$\begingroup$

As according to the definition of AI, something that can learn overtime, can imitate human behaviors, comes under Artificial Intelligence. If Expert system(eg. MYCIN) that only involves if then else statements qualifies to be an AI then every program we write in our daily life that involves some condition based question answering should be an AI. Right? If not then what should be an exact and universal definition for AI. How can a software qualify to be called AI. Can someone please explain it to me ?

$\endgroup$
1
  • $\begingroup$ Here is a related question. $\endgroup$ – nbro Jan 27 at 0:00
1
$\begingroup$

TL;DR: What makes AI is not if-then statements, but rather the automated reasoning that went into selecting those particular if-then statements.

You're focusing on the structure of the output rather than how the output was produced. Having if-then control flow statements is not sufficient to make a program "AI". AI aims to enable machines to solve problems which currently people are better at. Machine learning, a subset of AI, extracts useful patterns from data. A commonly cited example of expert systems is diagnostic medicine.

This begs a lot of questions like, "What does 'useful' mean?" If the problem we were addressing was finding cancer in medical images, "useful" might mean, "able to accurately identify cancer in images at or above the rate of a skilled human examiner." There's also questions about the amount of data needed, the quality of the data, etc. These are outside the scope of your question.

There are various AI/ML systems that produce models consisting of if-then states. Decision trees like C4.5 build a hierarchy of if-thens (and random forests combine many decision trees). Learning classifier systems (both Michigan and Pittsburgh varieties) come out of genetic algorithms and form similar collections of logic.

$\endgroup$
1
  • 1
    $\begingroup$ "AI extracts useful patterns from data.", this seems to be more a definition of machine learning.

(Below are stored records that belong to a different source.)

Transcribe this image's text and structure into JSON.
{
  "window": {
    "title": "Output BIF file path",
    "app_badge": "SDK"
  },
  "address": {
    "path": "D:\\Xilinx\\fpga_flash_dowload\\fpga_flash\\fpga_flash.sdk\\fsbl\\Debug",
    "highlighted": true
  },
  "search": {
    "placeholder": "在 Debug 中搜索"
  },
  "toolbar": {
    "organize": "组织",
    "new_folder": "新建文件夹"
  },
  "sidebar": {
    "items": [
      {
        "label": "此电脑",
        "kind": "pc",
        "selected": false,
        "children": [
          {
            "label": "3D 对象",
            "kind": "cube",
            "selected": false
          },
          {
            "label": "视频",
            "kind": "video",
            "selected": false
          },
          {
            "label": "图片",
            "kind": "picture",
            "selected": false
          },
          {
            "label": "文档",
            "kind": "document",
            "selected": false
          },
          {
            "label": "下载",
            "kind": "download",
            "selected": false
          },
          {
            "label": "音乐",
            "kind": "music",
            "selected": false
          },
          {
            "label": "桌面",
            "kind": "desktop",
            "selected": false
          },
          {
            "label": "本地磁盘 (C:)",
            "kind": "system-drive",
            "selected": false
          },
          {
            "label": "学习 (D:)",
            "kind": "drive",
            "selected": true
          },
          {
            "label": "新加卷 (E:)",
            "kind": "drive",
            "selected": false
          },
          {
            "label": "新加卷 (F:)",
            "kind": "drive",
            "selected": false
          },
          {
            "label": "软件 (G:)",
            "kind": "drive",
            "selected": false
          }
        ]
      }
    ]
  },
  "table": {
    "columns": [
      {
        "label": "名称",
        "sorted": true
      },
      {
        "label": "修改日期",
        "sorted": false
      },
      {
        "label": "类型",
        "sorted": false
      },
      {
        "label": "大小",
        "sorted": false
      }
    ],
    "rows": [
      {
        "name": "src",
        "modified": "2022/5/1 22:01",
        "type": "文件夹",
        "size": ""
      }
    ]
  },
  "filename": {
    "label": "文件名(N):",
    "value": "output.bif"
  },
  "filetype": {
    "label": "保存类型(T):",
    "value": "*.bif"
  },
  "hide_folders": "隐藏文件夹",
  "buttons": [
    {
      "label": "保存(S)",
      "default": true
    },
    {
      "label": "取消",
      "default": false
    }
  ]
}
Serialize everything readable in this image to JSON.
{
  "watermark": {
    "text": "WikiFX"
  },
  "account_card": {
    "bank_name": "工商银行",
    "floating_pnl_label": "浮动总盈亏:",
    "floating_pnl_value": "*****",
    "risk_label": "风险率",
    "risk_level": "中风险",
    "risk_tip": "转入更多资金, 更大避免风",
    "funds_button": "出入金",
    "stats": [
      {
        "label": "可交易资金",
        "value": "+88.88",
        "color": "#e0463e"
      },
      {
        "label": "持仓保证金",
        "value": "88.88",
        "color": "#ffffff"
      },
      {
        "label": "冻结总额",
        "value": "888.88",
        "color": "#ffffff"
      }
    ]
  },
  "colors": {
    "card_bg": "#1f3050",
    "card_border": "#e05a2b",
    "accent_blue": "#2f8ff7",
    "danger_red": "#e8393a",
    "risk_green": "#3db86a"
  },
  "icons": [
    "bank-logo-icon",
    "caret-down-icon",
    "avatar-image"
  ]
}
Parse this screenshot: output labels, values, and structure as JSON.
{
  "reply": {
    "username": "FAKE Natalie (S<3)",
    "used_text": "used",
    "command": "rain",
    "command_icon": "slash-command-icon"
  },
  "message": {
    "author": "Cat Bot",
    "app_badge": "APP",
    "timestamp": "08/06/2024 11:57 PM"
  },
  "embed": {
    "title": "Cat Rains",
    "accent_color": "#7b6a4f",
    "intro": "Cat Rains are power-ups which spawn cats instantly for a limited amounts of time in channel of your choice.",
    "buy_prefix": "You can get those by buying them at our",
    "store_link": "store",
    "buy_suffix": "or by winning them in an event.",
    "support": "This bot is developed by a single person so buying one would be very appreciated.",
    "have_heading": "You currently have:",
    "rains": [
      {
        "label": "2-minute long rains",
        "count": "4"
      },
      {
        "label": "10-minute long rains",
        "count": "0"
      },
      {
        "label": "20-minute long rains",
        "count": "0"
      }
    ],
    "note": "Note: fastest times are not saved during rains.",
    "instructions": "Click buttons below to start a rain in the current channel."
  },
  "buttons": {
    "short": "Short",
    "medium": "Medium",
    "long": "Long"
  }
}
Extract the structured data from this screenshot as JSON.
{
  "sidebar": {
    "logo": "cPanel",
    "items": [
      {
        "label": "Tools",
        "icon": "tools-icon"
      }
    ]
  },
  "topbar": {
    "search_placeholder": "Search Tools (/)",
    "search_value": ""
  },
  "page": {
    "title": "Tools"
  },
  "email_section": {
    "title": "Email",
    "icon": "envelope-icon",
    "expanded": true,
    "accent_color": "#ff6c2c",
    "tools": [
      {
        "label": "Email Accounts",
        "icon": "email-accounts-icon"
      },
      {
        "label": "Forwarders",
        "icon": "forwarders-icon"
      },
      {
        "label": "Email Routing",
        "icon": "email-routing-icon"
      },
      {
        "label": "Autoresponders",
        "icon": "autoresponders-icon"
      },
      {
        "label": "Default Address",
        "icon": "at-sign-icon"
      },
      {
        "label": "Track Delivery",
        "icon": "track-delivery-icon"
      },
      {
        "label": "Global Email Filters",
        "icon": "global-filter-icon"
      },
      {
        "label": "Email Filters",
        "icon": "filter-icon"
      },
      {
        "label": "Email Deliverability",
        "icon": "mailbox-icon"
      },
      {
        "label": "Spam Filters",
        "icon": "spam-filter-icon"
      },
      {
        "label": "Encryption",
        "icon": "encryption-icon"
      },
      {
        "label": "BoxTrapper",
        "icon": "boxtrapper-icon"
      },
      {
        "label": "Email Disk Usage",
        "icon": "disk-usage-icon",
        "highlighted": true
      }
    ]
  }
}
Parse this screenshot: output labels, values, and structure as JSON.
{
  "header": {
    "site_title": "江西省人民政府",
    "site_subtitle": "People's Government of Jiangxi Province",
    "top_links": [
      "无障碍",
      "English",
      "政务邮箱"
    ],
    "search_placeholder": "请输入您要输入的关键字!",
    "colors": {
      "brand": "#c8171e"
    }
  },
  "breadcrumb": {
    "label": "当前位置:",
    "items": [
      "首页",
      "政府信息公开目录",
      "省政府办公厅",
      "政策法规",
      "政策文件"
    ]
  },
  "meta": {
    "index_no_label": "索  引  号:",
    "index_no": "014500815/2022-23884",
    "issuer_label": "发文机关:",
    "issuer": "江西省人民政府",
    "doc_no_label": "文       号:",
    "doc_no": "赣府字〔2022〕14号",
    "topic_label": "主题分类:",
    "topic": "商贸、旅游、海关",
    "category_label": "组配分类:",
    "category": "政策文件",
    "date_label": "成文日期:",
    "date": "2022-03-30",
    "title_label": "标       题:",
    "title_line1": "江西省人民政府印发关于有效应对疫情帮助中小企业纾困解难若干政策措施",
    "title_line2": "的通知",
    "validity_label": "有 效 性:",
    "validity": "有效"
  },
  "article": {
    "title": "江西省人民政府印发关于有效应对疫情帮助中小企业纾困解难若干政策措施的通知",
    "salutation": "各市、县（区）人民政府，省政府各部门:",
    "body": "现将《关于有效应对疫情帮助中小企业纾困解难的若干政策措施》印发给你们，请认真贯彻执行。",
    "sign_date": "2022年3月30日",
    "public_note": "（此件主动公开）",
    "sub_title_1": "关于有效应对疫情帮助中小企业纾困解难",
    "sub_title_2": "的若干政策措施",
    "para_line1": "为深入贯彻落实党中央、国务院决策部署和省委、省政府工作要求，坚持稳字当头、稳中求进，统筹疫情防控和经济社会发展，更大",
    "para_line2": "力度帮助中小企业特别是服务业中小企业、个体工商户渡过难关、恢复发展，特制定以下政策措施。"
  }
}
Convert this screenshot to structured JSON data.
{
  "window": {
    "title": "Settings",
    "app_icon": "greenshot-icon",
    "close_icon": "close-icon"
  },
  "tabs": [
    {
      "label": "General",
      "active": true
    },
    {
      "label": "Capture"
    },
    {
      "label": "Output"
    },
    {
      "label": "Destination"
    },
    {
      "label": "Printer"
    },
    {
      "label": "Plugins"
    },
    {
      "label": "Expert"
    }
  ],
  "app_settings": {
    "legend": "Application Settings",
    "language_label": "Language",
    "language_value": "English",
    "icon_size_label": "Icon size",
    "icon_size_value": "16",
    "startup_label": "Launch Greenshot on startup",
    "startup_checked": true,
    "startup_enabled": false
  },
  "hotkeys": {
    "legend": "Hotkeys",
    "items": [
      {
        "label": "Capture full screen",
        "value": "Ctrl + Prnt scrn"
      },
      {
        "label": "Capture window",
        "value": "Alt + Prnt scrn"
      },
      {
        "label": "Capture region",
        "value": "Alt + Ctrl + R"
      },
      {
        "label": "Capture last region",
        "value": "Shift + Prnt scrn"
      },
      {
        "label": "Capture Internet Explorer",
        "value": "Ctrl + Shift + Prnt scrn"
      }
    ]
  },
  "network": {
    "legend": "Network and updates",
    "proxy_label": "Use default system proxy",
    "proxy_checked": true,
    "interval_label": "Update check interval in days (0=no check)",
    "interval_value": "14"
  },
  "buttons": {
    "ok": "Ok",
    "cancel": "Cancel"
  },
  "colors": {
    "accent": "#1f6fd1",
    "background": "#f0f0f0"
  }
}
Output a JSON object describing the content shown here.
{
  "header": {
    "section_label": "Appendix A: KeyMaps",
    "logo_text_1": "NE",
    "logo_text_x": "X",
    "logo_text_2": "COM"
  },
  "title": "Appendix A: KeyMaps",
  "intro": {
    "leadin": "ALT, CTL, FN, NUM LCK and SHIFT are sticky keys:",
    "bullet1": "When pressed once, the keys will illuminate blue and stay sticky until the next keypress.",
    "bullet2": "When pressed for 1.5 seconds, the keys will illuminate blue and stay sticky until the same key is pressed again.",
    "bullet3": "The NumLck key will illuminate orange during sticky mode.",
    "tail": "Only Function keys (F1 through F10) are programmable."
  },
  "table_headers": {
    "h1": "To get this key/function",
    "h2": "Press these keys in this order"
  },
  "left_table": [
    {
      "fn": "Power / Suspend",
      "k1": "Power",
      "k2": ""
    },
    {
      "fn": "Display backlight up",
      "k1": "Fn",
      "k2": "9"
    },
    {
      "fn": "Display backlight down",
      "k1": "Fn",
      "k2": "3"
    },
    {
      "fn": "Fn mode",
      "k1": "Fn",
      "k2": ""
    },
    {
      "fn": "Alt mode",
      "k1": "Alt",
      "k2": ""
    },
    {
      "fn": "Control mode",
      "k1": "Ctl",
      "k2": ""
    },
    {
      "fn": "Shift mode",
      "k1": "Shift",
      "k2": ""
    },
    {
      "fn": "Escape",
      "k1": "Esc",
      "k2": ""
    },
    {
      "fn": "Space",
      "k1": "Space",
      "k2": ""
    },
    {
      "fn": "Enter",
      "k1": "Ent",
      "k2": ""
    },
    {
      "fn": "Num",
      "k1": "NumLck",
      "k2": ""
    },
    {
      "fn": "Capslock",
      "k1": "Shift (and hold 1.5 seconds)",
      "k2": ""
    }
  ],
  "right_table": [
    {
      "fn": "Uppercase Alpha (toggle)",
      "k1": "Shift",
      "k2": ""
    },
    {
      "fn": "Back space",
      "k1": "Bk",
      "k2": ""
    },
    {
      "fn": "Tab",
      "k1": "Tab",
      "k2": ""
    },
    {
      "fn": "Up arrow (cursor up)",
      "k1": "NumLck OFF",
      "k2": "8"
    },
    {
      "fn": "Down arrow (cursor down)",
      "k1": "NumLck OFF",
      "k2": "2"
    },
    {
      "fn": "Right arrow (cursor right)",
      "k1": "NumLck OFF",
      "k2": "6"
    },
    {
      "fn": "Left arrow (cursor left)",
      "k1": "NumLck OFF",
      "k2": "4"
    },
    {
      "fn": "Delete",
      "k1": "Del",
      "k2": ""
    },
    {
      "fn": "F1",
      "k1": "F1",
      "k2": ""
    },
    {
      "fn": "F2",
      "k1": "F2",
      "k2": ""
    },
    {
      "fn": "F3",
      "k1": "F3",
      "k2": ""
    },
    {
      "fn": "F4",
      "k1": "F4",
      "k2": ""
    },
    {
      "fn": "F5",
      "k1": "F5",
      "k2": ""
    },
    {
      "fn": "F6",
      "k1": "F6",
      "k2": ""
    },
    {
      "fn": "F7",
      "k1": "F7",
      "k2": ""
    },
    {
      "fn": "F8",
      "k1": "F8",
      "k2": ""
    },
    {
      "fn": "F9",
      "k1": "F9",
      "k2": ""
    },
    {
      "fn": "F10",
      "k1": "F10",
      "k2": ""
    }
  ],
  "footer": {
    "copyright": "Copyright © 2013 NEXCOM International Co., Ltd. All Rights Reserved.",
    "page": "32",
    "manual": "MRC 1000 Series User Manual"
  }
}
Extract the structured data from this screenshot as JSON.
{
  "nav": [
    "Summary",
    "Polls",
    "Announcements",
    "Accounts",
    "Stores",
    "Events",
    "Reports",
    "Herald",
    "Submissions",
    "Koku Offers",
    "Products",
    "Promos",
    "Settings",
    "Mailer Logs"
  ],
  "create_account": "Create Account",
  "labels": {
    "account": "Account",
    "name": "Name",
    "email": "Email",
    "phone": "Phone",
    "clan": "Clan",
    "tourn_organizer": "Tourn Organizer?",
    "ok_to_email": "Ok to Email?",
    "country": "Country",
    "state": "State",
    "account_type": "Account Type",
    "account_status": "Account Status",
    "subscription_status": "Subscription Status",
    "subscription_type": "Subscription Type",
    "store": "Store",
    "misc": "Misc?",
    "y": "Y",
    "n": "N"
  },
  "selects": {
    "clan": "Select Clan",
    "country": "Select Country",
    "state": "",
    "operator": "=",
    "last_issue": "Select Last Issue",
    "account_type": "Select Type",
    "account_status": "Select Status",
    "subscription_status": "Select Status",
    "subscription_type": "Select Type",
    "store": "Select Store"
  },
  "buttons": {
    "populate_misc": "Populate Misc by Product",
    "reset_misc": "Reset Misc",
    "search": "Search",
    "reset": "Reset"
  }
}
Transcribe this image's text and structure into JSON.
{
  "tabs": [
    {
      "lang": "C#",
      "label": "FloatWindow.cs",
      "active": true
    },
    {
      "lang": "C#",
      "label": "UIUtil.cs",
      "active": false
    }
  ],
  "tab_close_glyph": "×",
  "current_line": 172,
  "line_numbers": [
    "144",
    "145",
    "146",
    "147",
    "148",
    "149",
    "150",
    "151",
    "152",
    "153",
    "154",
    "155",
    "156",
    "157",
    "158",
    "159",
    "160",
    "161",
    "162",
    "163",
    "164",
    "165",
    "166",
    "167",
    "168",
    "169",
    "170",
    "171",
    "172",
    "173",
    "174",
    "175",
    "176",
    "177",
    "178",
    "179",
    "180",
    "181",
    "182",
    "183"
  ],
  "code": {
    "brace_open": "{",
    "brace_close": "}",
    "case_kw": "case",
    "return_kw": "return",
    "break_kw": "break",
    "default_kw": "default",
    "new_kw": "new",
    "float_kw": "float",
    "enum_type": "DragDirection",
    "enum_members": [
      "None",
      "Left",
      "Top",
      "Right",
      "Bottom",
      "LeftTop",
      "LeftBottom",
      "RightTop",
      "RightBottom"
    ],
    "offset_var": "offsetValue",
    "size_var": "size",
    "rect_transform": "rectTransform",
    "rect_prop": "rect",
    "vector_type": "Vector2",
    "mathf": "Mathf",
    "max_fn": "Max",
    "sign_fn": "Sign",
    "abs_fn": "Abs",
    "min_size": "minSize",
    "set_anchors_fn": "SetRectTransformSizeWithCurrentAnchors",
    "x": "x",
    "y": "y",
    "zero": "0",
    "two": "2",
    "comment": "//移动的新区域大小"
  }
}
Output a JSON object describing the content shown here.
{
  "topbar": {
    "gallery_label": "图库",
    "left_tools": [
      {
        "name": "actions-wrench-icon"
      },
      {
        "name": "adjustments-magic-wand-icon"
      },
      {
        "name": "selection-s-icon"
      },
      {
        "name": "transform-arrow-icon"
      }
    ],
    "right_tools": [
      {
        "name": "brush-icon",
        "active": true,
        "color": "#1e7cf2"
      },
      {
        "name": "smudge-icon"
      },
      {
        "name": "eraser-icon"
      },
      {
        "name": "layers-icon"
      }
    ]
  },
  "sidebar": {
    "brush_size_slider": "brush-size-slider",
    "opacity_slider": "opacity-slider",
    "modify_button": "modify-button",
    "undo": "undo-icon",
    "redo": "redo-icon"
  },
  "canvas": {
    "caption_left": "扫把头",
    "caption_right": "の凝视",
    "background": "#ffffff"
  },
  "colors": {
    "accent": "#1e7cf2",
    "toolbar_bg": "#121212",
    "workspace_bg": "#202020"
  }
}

Do not confuse AI with machine learning. They are not the same thing. This answer doesn't really address why expert systems are AI, but you give a general definition of what AI may be or may include as part of the field. I would like to see an answer from someone that actually has worked with (traditional) expert systems (although I didn't actually ask the question). In any case, I think this answer can be improved by explicitly saying why ESs are AI. $\endgroup$ – nbro Jan 26 at 19:03

Your Answer

By clicking “Post Your Answer”, you agree to our terms of service, privacy policy and cookie policy

Not the answer you're looking for? Browse other questions tagged or ask your own question.